Gigabit interface converter
|This article relies on references to primary sources. (October 2011)|
A gigabit interface converter (GBIC) is a standard for transceivers, commonly used with Gigabit Ethernet and fibre channel in the 2000s. By offering a standard, hot swappable electrical interface, one gigabit port can support a wide range of physical media, from copper to long-wave single-mode optical fiber, at lengths of hundreds of kilometers.
A variation of the GBIC called the small form-factor pluggable transceiver (SFP), also known as mini-GBIC, has the same functionality but in a smaller form factor. Announced in 2001, it largely made the GBIC obsolete.

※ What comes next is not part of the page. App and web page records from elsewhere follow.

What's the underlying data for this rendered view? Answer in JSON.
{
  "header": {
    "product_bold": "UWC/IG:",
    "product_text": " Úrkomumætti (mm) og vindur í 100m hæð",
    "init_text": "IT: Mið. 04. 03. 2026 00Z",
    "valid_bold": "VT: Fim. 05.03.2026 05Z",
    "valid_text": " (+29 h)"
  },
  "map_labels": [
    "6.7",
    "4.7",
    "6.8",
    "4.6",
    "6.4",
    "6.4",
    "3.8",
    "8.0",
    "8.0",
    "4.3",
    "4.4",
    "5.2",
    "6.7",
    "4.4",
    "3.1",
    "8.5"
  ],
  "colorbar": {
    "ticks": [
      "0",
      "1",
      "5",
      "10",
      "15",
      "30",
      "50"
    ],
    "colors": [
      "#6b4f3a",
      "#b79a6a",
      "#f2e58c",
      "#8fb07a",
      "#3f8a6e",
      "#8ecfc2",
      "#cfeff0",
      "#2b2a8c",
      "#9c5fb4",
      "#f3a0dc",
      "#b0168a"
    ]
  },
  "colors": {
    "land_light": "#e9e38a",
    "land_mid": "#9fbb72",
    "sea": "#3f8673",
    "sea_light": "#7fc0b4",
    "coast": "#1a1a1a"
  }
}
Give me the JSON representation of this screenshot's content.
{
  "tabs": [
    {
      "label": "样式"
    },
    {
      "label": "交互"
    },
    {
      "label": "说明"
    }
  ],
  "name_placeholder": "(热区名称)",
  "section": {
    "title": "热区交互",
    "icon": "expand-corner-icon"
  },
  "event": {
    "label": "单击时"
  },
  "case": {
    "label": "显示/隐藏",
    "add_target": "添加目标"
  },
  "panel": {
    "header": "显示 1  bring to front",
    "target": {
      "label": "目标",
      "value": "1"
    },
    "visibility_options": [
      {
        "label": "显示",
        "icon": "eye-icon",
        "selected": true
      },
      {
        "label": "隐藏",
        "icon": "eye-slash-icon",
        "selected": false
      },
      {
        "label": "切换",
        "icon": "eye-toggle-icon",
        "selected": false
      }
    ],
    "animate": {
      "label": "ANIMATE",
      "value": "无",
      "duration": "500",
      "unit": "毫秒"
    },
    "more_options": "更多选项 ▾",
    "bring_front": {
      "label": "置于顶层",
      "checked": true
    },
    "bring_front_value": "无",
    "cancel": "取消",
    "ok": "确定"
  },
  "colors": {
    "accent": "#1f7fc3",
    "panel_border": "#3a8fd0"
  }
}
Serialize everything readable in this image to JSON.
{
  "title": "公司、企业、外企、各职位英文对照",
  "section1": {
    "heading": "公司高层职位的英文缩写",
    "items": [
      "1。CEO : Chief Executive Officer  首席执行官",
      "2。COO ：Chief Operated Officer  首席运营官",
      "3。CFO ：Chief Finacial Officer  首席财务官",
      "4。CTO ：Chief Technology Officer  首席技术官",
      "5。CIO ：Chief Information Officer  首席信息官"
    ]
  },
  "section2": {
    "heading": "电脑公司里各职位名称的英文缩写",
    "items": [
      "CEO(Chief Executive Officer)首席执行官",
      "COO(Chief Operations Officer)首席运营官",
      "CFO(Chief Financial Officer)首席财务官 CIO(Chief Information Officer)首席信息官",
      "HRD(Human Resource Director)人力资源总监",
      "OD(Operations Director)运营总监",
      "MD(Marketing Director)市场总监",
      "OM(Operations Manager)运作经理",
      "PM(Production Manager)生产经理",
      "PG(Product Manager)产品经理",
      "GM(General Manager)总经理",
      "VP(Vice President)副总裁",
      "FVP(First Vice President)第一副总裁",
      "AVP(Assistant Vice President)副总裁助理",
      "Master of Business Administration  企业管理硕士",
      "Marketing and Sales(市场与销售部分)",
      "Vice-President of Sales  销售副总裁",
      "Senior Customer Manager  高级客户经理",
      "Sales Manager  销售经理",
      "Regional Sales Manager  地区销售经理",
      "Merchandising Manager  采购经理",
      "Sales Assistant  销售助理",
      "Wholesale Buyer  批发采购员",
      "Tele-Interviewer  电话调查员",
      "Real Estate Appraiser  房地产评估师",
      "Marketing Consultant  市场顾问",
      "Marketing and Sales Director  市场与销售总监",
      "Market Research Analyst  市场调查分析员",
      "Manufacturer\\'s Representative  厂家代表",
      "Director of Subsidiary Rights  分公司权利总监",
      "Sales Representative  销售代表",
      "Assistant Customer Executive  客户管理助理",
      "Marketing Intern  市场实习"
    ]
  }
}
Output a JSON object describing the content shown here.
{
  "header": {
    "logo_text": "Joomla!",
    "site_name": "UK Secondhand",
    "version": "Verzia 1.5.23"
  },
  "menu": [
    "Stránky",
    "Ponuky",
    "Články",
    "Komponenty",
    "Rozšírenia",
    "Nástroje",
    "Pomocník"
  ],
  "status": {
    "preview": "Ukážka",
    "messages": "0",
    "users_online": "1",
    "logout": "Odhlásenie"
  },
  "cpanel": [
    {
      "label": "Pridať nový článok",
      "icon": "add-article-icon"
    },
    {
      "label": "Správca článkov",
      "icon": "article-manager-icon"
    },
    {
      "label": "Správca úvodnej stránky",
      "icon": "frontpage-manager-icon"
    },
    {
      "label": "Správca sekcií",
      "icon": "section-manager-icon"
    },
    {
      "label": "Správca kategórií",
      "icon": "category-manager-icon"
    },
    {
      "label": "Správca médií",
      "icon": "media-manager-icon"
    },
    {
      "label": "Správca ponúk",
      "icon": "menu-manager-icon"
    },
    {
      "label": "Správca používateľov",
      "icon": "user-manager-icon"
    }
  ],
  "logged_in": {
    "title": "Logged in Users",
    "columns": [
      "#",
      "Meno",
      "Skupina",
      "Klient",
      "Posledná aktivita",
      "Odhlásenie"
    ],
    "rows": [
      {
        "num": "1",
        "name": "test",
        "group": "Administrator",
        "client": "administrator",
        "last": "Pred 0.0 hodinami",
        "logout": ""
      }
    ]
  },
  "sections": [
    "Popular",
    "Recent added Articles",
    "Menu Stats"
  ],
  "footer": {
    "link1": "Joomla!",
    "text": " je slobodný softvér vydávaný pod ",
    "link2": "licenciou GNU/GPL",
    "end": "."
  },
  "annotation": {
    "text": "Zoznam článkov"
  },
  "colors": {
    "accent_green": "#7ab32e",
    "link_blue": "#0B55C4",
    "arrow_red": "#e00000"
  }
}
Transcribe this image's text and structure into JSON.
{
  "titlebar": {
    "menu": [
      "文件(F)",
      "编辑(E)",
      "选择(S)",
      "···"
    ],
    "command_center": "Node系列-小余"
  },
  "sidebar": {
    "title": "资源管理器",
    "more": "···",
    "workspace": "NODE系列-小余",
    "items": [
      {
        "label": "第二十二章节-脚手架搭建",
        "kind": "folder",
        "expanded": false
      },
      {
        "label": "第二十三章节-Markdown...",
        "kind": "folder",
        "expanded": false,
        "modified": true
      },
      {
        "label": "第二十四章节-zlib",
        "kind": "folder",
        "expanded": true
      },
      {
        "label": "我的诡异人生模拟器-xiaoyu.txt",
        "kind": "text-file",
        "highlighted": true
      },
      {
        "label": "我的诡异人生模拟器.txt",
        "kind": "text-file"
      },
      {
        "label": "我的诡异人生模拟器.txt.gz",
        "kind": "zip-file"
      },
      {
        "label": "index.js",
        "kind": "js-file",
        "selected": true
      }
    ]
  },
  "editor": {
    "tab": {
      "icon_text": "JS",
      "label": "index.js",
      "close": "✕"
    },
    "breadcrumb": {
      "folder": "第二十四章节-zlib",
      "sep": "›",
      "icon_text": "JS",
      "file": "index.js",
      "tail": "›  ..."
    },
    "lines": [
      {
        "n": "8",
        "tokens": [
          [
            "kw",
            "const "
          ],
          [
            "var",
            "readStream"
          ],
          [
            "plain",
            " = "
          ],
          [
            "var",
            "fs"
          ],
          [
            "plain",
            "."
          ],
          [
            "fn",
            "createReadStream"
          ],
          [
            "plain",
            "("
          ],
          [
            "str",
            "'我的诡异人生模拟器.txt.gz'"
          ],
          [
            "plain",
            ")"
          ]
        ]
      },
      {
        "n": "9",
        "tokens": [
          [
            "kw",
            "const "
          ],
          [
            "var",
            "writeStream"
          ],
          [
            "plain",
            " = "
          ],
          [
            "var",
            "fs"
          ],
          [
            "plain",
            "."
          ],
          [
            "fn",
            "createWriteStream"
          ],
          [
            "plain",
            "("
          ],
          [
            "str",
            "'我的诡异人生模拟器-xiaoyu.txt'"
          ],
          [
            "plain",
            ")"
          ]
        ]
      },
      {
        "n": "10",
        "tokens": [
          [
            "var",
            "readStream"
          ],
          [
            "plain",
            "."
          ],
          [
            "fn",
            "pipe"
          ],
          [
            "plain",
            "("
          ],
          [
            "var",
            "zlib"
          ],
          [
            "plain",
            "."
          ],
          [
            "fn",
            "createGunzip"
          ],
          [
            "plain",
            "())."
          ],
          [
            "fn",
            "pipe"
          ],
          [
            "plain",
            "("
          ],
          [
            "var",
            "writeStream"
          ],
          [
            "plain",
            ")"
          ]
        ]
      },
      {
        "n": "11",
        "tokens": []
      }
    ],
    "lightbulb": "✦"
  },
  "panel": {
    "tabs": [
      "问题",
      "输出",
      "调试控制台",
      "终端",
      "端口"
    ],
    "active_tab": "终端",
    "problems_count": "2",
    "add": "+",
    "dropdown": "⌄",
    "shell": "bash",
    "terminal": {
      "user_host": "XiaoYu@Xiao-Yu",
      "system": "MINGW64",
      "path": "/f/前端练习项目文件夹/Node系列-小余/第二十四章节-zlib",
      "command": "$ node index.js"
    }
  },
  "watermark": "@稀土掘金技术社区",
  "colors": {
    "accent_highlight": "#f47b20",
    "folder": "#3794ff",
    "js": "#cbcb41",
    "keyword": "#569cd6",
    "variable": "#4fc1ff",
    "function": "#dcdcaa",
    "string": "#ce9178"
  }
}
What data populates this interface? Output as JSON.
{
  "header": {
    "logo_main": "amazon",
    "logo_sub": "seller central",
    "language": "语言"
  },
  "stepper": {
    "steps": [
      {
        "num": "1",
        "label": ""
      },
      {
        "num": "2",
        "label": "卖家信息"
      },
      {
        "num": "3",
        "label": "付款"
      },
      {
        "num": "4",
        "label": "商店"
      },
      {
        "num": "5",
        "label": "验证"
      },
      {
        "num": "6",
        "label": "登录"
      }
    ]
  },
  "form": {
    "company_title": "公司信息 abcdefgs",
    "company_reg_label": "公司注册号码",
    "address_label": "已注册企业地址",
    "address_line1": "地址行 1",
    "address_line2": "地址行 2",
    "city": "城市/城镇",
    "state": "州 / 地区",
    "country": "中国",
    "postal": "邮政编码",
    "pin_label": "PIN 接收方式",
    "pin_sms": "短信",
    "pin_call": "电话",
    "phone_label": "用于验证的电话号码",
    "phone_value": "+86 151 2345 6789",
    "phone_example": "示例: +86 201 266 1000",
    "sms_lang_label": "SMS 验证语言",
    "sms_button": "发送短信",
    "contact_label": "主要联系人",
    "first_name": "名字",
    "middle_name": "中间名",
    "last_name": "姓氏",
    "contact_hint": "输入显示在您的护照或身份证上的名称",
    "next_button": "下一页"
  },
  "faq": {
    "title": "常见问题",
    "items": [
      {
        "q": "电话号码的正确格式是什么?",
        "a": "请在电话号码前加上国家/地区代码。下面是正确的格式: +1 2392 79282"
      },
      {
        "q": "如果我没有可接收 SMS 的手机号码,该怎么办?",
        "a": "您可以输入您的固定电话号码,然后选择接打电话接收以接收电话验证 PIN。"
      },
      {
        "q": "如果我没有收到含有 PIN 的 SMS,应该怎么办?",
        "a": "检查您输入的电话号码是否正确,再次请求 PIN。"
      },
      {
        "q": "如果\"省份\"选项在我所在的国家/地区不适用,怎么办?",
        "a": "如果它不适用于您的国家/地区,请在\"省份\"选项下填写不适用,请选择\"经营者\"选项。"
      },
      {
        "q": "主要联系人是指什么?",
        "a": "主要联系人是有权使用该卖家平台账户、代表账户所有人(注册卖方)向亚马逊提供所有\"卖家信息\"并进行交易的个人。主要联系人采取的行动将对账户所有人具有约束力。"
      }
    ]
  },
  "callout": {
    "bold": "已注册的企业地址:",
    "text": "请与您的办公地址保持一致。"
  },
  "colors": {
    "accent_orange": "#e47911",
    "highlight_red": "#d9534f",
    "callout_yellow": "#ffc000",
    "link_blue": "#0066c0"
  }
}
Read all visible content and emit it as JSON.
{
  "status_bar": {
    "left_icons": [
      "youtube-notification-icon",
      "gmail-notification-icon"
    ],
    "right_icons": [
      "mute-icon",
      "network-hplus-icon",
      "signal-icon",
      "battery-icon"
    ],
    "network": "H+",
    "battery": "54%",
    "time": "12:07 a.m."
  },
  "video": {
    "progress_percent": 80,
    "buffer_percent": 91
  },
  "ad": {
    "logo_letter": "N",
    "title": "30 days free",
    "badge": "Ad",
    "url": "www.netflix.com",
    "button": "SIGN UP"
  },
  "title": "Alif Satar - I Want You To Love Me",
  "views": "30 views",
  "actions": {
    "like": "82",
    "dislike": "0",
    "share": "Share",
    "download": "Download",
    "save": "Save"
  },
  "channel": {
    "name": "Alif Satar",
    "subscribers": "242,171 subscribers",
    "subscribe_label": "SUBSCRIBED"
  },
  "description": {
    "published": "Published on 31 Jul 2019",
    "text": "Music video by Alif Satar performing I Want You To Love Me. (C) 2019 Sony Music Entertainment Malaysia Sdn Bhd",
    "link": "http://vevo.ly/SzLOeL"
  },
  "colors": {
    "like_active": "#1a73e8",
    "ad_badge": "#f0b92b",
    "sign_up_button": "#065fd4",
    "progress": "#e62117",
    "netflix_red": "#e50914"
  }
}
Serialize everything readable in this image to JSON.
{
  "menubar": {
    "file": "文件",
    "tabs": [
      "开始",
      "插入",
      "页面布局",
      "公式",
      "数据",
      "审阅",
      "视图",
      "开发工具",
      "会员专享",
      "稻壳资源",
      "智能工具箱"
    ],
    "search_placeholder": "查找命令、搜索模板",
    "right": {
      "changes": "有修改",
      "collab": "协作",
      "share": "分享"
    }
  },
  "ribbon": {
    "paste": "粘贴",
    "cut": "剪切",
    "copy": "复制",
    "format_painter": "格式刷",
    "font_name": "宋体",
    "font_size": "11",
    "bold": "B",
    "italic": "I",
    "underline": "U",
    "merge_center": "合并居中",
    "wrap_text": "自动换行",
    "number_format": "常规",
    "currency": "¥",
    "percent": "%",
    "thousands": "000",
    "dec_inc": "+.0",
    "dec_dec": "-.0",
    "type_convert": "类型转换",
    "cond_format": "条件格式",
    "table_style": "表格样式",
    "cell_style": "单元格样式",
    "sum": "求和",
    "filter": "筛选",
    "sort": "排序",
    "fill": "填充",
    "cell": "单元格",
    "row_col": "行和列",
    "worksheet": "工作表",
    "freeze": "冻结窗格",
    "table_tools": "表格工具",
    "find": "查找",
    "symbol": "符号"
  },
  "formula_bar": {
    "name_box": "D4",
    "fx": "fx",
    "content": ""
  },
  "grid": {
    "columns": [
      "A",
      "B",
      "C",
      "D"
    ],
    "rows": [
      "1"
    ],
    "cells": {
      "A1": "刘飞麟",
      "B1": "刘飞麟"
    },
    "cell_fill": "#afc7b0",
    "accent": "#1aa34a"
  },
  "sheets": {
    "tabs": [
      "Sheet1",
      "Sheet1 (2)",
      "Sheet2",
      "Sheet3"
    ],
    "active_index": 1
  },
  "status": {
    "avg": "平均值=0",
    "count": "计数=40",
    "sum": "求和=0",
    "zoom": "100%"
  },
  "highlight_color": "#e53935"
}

The appeal of the GBIC standard (and hot-swappable transceivers in general) in networking equipment, as opposed to fixed physical interface configurations, is its flexibility. Where multiple different optical technologies are in use, an administrator can purchase GBICs as needed, not in advance, and they can be the specific type needed for each link. This lowers the cost of the base system and gives the administrator far more flexibility. On the other hand if a switch will mostly have one port type (especially if that port type is copper) purchasing a switch with that port type built in will be cheaper and take up less space per port.
The GBIC standard is non-proprietary and is defined by the Small Form Factor committee in document number 8053i. The first publication of the proposal was in November 1995. A few corrections and additions were made through September 2000. Robert Snively of Brocade Communications was technical editor. Original contributors were AMP Incorporated, Compaq Computers, Sun Microsystems, and Vixel Corporation.
|Wikimedia Commons has media related to Gigabit Interface Converter.|
- "INF-8074i Specification for SFP (Small Formfactor Pluggable Transceiver) revision 1.0". Small Form Factor Committee. May 12, 2001. Retrieved June 21, 2011.
- "SFF-8053 Specification for GBIC (Gigabit Interface Converter) revision 5.5". Small Form Factor committee. September 27, 2000. Retrieved June 21, 2011.